Perhaps you just noticed people saying this in the last few months, but it has been known to good programmers for a lot longer than that. I've certainly been saying it where appropriate for about a decade.
The point of the concept is that there is a large conceptual overhead to inheritance. When you are using inheritance, then every single method call has an implicit dispatch in it. If you have deep inheritance trees, or multiple dispatch, or (even worse) both, then figuring out where the particular method will dispatch to in any particular call can become a royal PITA. It makes correct reasoning about the code more complex, and it makes debugging harder.
Let me give a simple example to illustrate. Suppose that deep in an inheritance tree, someone named a method
foo. Then someone else comes along and adds

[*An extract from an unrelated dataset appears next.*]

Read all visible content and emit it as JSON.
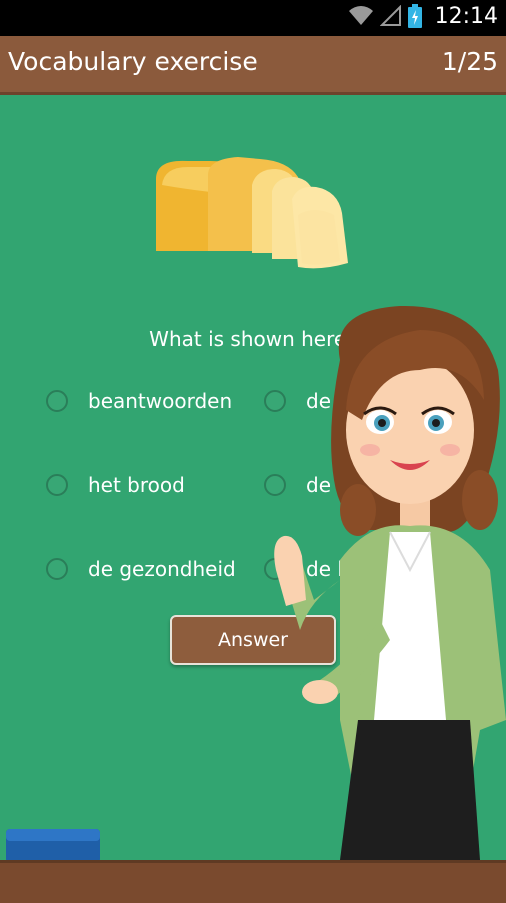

foo at the top of the tree, but doing something different. (This case is more common with multiple inheritance.) Now that person working at the root class has broken the obscure child class and probably doesn't realize it. You could have 100% coverage with unit tests and not notice this breakage because the person at the top wouldn't think of testing the child class, and the tests for the child class don't think of testing the new methods created at the top. (Admittedly there are ways to write unit tests that will catch this, but there are also cases where you can't easily write tests that way.)
By contrast when you use composition, at each call it is usually clearer what you are dispatching the call to. (OK, if you're using inversion of control, for instance with dependency injection, then figuring out where the call goes can also get problematic. But usually it is simpler to figure out.) This makes reasoning about it easier. As a bonus, composition results in having methods segregated from each other. The above example should not happen there because the child class would move off to some obscure component, and there is never a question about whether the call to
foo was intended for the obscure component or the main object.
Now you are absolutely right that inheritance and composition are two very different tools that serve two different types of things. Sure inheritance carries conceptual overhead, but when it is the right tool for the job, it carries less conceptual overhead than trying to not use it and do by hand what it does for you. Nobody who knows what they are doing would say that you should never use inheritance. But be sure it is the right thing to do.
Unfortunately many developers learn about object oriented software, learn about inheritance, and then go out to use their new axe as often as possible. Which means that they try to use inheritance where composition was the right tool. Hopefully they will learn better in time, but frequently this does not happen until after a few removed limbs, etc. Telling them up front that it is a bad idea tends to speed up the learning process and reduce injuries.